Johnson and Darby, CEO and vice president of Black Bullies respectively, are both public relations majors. Darby said the class project is harder than she thought, trying to get someone to listen to someone that they’ve never heard of. Ernest Third, who signed a three-month contract with Black Bullies, is already popular in the Baltimore area, she said.
Ernest Third, who’s full name is Ernest Hawkins III, will drop “Highway Mediation” as a follow up to his previous album, “Dorm Meditation.” Darby played “Dorm Meditation” in her car with friends.
“Everyone said, ‘This is nice, who is this?’”
Ernest said he had nothing to lose to sign with Black Bullies for the next few months. The fact that 9th Wonder teaches their class played a big role in it.
“9th Wonder is a legendary producer. I was inspired once I heard his name. He’s inspiring,” Ernest said in a phone interview from Columbia, South Carolina, where he recently returned from Baltimore. He played football at South Carolina for a year and wants to go back to school this fall. His music has a bigger purpose than sports for him, he said, and using his words, music and voice to tell his story. His new song, “Bridge the Gap” off “Highway Meditation” is about that.
Previous songs include “Success” with Mighty Mark in Baltimore, and “Old Summah,” which he made when he was living in California.
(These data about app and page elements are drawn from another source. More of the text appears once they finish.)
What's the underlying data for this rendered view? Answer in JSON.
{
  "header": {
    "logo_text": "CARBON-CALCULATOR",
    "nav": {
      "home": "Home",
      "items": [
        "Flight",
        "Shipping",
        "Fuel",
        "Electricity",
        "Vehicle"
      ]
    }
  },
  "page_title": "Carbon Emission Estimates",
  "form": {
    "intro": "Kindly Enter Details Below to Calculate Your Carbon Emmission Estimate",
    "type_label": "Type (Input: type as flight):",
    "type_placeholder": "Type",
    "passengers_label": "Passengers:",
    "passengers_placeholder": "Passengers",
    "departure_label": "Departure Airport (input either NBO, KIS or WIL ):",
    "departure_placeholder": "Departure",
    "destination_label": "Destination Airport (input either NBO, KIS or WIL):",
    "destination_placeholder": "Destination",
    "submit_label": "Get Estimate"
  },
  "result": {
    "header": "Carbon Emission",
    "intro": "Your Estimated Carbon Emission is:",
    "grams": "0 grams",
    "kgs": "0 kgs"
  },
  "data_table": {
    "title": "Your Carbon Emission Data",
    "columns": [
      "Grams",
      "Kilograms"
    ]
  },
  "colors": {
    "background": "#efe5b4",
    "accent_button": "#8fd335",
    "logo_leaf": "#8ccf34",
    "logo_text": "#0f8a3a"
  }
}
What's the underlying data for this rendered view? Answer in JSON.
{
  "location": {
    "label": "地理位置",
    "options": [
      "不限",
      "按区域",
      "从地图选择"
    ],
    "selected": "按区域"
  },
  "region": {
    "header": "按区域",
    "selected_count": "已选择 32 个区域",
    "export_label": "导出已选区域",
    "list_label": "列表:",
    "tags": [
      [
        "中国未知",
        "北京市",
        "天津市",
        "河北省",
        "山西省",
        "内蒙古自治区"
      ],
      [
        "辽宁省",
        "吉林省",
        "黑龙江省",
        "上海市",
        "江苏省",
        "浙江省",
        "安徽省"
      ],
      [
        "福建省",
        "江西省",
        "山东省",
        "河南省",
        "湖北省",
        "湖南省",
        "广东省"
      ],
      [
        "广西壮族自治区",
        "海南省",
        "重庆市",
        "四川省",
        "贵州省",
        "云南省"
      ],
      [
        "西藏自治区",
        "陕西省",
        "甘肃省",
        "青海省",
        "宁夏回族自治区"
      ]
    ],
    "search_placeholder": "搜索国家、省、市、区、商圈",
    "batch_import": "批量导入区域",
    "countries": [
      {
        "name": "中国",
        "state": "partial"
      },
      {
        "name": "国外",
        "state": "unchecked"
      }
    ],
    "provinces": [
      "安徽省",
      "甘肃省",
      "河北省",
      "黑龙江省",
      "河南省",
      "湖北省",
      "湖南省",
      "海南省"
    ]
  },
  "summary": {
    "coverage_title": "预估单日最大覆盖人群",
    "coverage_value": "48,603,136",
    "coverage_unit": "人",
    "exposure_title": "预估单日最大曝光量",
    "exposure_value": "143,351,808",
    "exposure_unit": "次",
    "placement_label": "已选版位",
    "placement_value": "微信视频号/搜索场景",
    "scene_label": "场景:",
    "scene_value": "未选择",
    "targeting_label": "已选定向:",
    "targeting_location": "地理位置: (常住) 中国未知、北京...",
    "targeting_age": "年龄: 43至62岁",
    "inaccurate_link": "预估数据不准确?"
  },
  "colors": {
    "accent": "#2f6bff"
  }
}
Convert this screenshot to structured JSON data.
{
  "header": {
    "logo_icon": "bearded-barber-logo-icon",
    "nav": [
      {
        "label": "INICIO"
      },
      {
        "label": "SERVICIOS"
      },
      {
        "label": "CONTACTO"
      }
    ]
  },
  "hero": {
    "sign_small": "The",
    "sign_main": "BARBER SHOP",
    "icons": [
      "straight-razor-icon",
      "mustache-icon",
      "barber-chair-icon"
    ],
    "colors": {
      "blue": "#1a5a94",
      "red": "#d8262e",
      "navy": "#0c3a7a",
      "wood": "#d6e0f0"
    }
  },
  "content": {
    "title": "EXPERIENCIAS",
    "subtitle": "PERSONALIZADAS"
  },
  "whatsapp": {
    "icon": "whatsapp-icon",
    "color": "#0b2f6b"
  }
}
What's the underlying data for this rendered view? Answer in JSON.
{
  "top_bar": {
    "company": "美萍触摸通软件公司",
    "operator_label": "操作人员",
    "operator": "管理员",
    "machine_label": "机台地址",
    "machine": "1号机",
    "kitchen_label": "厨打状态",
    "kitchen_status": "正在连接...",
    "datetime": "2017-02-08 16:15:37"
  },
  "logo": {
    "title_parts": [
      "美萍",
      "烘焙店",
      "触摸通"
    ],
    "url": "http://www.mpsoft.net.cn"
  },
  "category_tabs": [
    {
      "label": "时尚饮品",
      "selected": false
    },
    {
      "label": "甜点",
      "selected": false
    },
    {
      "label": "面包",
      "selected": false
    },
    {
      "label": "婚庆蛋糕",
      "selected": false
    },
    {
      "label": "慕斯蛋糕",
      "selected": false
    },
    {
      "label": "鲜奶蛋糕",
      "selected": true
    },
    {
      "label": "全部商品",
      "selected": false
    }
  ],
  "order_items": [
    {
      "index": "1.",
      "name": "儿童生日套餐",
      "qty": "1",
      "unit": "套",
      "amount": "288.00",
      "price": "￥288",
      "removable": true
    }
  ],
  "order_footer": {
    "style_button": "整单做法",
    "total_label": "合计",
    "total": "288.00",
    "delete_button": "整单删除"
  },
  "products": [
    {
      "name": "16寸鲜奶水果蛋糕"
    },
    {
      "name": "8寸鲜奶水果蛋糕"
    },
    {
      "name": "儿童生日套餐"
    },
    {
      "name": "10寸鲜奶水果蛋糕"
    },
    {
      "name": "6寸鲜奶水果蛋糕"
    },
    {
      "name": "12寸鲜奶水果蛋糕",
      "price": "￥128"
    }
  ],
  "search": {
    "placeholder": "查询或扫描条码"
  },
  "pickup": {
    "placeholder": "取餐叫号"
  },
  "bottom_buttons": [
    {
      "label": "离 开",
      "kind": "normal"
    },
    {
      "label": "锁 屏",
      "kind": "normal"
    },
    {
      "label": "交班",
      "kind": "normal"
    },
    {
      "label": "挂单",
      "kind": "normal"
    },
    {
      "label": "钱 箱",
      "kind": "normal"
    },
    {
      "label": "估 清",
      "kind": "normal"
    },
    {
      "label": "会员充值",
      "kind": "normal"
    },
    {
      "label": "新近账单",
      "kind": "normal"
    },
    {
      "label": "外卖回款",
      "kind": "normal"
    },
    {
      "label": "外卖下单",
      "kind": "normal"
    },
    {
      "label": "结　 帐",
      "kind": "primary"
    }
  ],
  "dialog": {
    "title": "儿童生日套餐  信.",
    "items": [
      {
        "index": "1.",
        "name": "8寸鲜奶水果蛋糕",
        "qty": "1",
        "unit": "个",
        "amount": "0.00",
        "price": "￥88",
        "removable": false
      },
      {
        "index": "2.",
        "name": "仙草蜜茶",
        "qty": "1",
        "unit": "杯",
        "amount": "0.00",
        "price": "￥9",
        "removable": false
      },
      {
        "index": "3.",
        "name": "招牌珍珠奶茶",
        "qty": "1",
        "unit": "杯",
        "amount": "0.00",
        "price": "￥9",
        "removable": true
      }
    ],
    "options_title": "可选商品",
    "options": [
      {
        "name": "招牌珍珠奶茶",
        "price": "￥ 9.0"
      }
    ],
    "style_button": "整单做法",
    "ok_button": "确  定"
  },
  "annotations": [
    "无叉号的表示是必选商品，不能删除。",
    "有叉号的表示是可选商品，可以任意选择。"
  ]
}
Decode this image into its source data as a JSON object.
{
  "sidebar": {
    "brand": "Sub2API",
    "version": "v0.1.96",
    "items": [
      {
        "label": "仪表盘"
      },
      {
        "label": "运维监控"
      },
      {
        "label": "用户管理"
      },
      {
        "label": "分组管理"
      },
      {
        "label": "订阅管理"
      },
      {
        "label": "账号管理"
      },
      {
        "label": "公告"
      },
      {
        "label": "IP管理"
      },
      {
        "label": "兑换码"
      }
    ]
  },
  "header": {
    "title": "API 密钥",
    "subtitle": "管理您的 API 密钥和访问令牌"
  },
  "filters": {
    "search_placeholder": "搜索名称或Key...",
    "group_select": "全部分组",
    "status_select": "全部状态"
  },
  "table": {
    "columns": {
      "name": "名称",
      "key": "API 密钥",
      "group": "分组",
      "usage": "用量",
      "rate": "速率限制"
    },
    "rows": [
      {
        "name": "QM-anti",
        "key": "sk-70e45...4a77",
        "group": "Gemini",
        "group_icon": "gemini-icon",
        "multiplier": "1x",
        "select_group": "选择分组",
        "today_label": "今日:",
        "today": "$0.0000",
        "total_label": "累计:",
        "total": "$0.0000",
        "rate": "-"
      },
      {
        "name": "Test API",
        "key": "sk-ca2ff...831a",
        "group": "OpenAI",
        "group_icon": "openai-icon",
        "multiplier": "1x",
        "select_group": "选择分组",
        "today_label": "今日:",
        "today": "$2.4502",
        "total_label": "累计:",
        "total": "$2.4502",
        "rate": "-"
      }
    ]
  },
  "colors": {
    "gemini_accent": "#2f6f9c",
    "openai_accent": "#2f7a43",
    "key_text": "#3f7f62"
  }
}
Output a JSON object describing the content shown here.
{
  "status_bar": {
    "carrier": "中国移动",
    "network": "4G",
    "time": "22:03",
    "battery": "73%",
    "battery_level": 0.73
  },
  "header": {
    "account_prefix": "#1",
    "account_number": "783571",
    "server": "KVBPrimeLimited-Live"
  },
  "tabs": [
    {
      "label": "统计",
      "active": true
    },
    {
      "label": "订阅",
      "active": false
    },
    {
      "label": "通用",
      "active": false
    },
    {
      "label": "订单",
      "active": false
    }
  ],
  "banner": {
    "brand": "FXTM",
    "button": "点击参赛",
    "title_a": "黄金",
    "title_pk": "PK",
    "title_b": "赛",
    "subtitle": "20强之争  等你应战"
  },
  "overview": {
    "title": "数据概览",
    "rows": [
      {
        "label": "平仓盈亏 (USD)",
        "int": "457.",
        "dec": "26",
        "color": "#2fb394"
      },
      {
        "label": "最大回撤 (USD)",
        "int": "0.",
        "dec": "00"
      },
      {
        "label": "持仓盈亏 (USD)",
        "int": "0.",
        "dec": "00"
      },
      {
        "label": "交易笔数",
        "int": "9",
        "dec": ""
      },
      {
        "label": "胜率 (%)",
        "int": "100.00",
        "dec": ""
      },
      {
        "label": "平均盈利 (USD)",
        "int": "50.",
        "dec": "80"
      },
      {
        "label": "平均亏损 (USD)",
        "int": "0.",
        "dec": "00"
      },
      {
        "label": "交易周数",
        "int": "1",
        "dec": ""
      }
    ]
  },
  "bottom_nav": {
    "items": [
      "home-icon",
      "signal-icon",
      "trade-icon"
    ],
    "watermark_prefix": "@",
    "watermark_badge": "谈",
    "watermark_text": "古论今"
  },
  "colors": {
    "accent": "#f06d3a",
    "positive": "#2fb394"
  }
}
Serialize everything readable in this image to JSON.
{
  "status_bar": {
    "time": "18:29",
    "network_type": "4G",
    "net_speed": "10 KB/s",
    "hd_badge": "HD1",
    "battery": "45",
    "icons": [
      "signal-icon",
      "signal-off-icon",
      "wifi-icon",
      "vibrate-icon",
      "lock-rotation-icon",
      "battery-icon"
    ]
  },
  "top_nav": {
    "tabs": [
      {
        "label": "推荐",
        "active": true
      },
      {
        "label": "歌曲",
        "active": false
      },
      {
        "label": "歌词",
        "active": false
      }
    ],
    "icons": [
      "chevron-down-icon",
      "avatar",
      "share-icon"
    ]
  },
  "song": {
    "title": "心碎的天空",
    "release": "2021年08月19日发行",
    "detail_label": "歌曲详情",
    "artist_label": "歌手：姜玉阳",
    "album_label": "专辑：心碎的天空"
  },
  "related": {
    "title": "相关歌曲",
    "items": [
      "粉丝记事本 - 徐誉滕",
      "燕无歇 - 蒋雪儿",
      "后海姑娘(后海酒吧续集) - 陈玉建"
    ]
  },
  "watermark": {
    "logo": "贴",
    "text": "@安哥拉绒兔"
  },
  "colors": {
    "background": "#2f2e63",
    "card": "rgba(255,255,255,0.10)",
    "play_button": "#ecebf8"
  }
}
Ernest previously went by Ernest Peso, but changed it to Ernest Third to reflect growing up, and that he’s also the third Ernest Hawkins in his family. “Highway Meditation” is an EP, and Ernest will work on an EP later this year with Mighty Mark, which will feature “Success.”
Moving back down South in March was for a change of scenery. As an artist, Ernest Third was ready to try new things.
Johnson said that 9th has given them the guidance and background, and it’s up to them to take it whatever direction now. Darby said that being in 9th’s class is also being taught about life, not just the music industry.
“I’m trying to put everything in their hands. There’s not a farm league in the hip-hop industry,” 9th said. “They’ve got a rude awakening of how hard this is. This is not an overnight thing.”